And The Mahua Art Foundation.

Mahua Art Foundation was founded in 2000 with the vision of bringing about an awareness of ancient Indian heritage and contemporary art and design. The Foundation is supported by Mahua Art Gallery and has invited eminent scholars and artists for illustrated talks and performances over the years.

DSC00296SHORT PROFILE:Seema Kohli.

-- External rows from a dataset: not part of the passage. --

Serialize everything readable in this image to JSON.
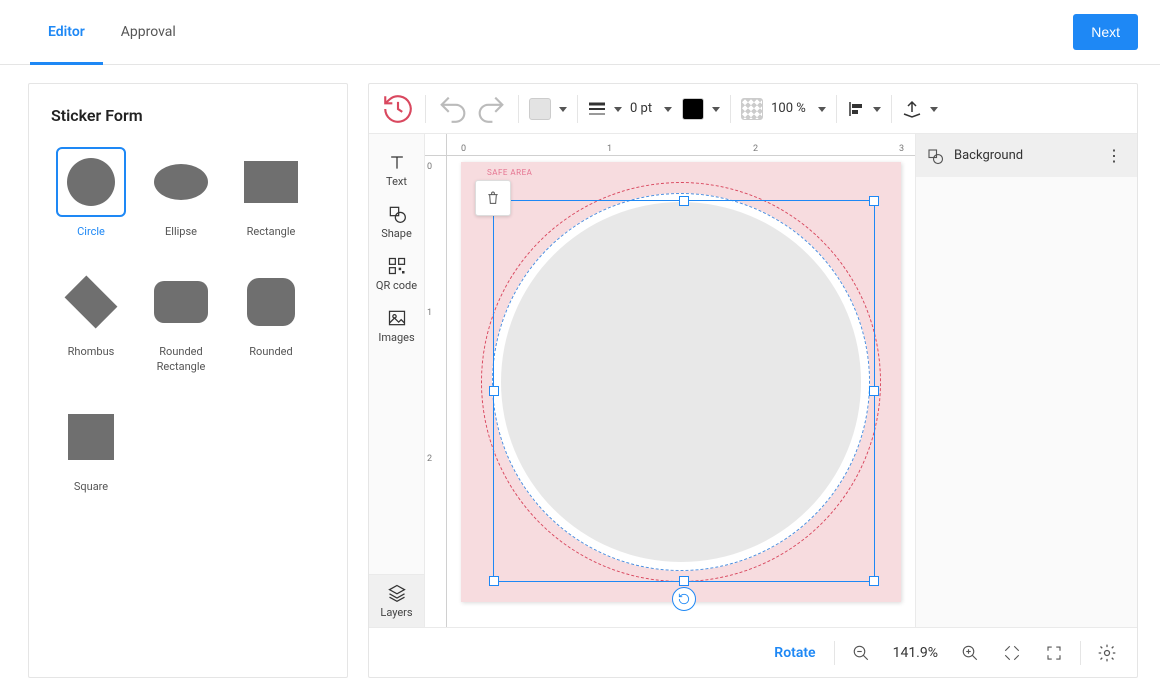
{
  "tabs": {
    "editor": "Editor",
    "approval": "Approval"
  },
  "next": "Next",
  "sidebar": {
    "title": "Sticker Form",
    "shapes": [
      {
        "label": "Circle"
      },
      {
        "label": "Ellipse"
      },
      {
        "label": "Rectangle"
      },
      {
        "label": "Rhombus"
      },
      {
        "label": "Rounded Rectangle"
      },
      {
        "label": "Rounded"
      },
      {
        "label": "Square"
      }
    ]
  },
  "tools": {
    "text": "Text",
    "shape": "Shape",
    "qr": "QR code",
    "images": "Images",
    "layers": "Layers"
  },
  "toolbar": {
    "stroke_pt": "0 pt",
    "opacity": "100 %"
  },
  "ruler_h": [
    "0",
    "1",
    "2",
    "3"
  ],
  "ruler_v": [
    "0",
    "1",
    "2"
  ],
  "safe_area": "SAFE AREA",
  "layers_panel": {
    "background": "Background"
  },
  "bottom": {
    "rotate": "Rotate",
    "zoom": "141.9%"
  },
  "colors": {
    "accent": "#1e88f5",
    "fill_swatch": "#e3e3e3",
    "stroke_swatch": "#000000"
  }
}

Seema Kohli’s works reveal a claiming of feminine subjectivities, an altered concept of feminine sexuality. Since last 30 years Seema Kohli has had over 20 solo shows in NY, Dubai, Singapore Delhi, Mumbai, Hyderabad, Bangalore. Has participated in International art fairs (Basel, Shanghai, Madrid, India). Her work can be seen as public art as murals of 10’ x 100’ at the Delhi International Airport, Mumbai International/Domestic Airport, the Defense Ministry, Tata Residency, Manipal University. She has received the Gold at Florence Biennale 2009,1 Premio “Video, the YFLO Women Achiever’s Award, the LKA National Award for Women in 2008.Her works are a part of private and public Museums including Rubin’s Museum. She has had interactive sessions at TedEx Chennai, WIN Conference Rome, Prague; NGMA Bangalore and other places. She lives and works in Delhi.